  • Christmas doesn’t have to change your recovery plan, so don’t allow guilt to creep in about what you “should” be behaving like. If you want to do something different to everyone else because it will make you feel better, then do it. If you want to eat something different to what everyone else is eating because you’d feel more comfortable with it, then eat that instead. Remember your long-term plan. But communication is key (see tip 5 below) to ensure everyone, including you, is happy.
  • Don’t feel pressured to do anything you don’t want to. Whether that is going out for a meal, accepting a mince pie, or eating more for Christmas Dinner. It won’t make or break the day, but your stress levels will.
  • Don’t feel you have to be happy all the time. No one expects that. Allow your emotions just as they are. Acknowledge them and let them go.

2. Have a plan.

  • Plan your meals ahead of time so that you still feel in control. Talk to your family and friends about what is being served and think about how much you would like to eat so that on the day you feel comfortable.
  • If you’re going out for dinner, look at the menu beforehand and decide what you’re going to eat so that you don’t have a moment of panic when the order is taken. If there is nothing on the menu that you are comfortable with, have something healthy beforehand to avoid being hungry there, or compensating when you get home.
  • Don’t starve yourself in preparation to eat more in one meal.
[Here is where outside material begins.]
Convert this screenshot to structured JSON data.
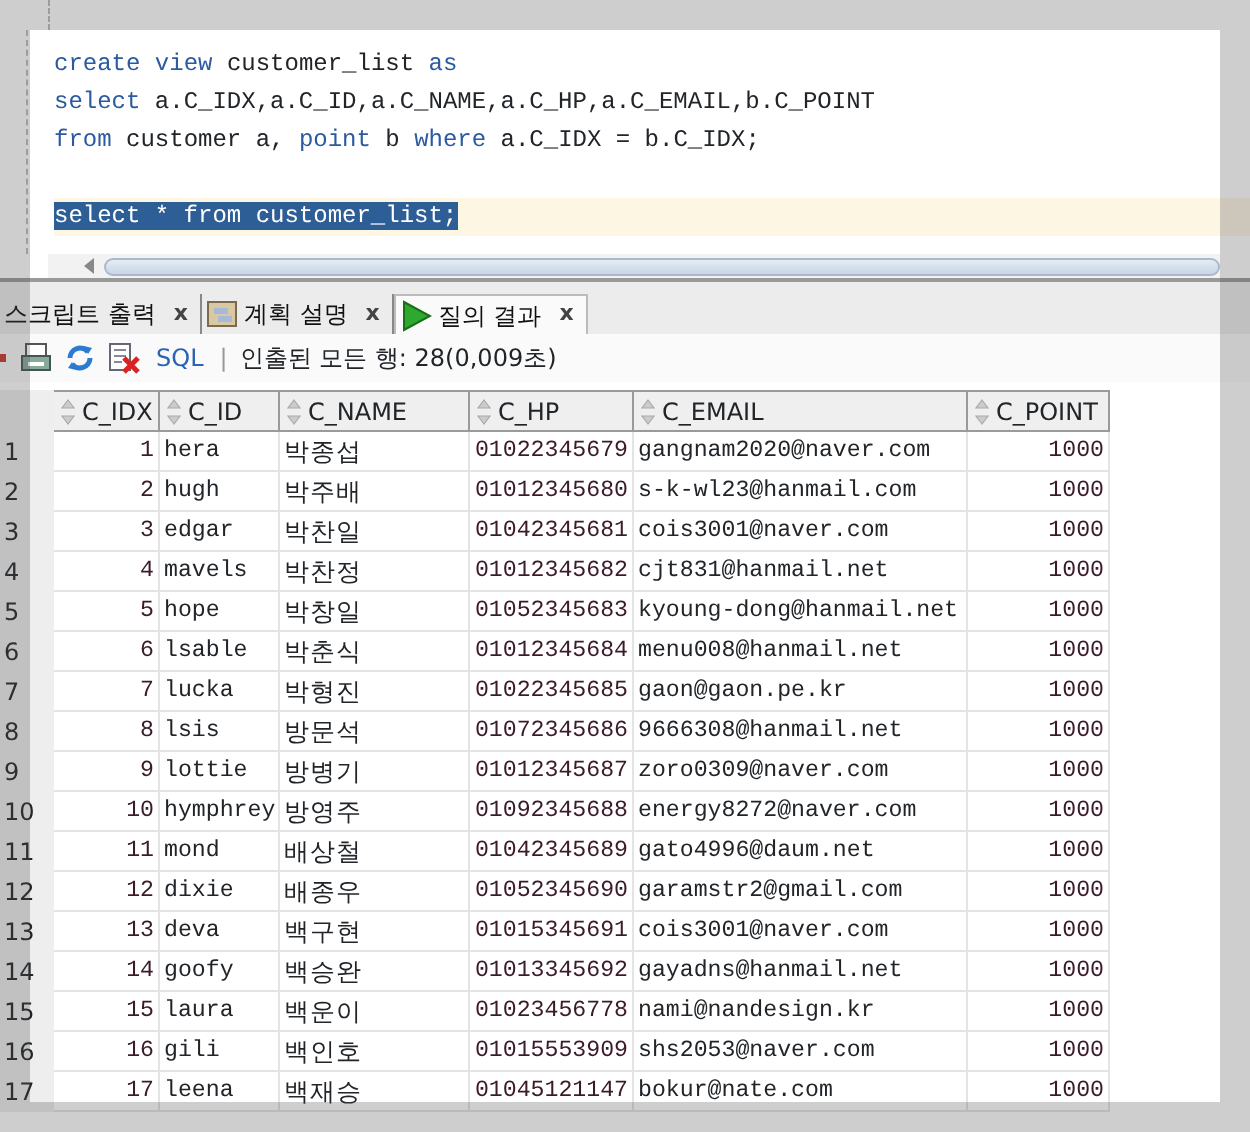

Eat healthy meals throughout the day, as you would try to do normally.
  • Don’t forget to make a relaxation plan too – whether that’s a music playlist that you can relax to, an app on your phone to remind you to take deep breaths (it works!), or a good book to enjoy and escape into.
  • Plan for small talk from friends or family you’ve not seen for a while. Also plan for some potentially unsettling remarks from those who do not know better. Make a list of what people could say to you and what your response could be to them so that you are ready.
  • Have a ‘getaway plan’. If things do get ‘too much,’ it’s okay to leave the table/event, and do something that helps you feel better. 

3. Involve your family.

  • Let your family know about your getaway plan for if you are feeling overwhelmed – if it is to go out for a little while, or retreat to your bedroom – so that they understand if it happens. It will stop them from feeling concerned, and it will stop you from beating yourself up about if you want to implement it.
  • Ask your family beforehand if they can try not to comment on your food choices through the day so that you feel safer. They will feel happier knowing they are supporting you and together you will all have a better day and enjoy it more.

4. Talk to someone.

  • Ask your therapist if you can write to them or if they can speak to you over the Christmas period to help you stay on track. Touching base, even if it’s to write an e-mail expressing thoughts and feelings, can help you feel connected and less alone.
  • If you can, speak to your family about how you are feeling on the lead up to Christmas and what your concerns are, so that they are aware too.
  • Have support line numbers on hand if you need to talk to someone urgently. Beat have a free Eating Disorder helpline which is staffed from 4pm – 8pm over Christmas and an online chat if the lines are busy. They also have message boards if you want to chat online with other people.
  • If you have supportive friends, arrange a plan to meet up with them over this period to get some relief. Perhaps they would be able to meet you on Christmas or Boxing Day, too. It’s always worth asking.

5. Enjoy yourself.

  • You might be feeling overwhelmed with the pressure around the food over this period, but try to focus on the good things about Christmas. About spending time with family, a walk on Boxing Day, a board game you always play together, the Christmas TV. Things that make you happy. It’s all memories and the happy ones are the ones you want to remember.
  • Most people aren’t watching what you eat or drink — they are enjoying themselves. So try not to feel self-conscious. If they comment on how much they have eaten, this is because most people eat more than usual at Christmas – it’s not aimed at you.
  • Remember that food is not your enemy. You can enjoy it and use it to celebrate. Healthy food nourishes your body and gives you energy.

The key thing is preparation. If you spend a little time thinking about what will make your Christmas relaxing, then chances are, it will be okay.

So, try not to worry about what is in the future, don’t dwell on what has happened in the past, and above all, be mindful, appreciate and enjoy yourself right now.

Happy Christmas! ?


If you’re struggling with an Eating Disorder, or another Mental Health problem and it’s starting to get in the way of leading a meaningful life, then please click here to get in contact with us today for a chat about how we can help.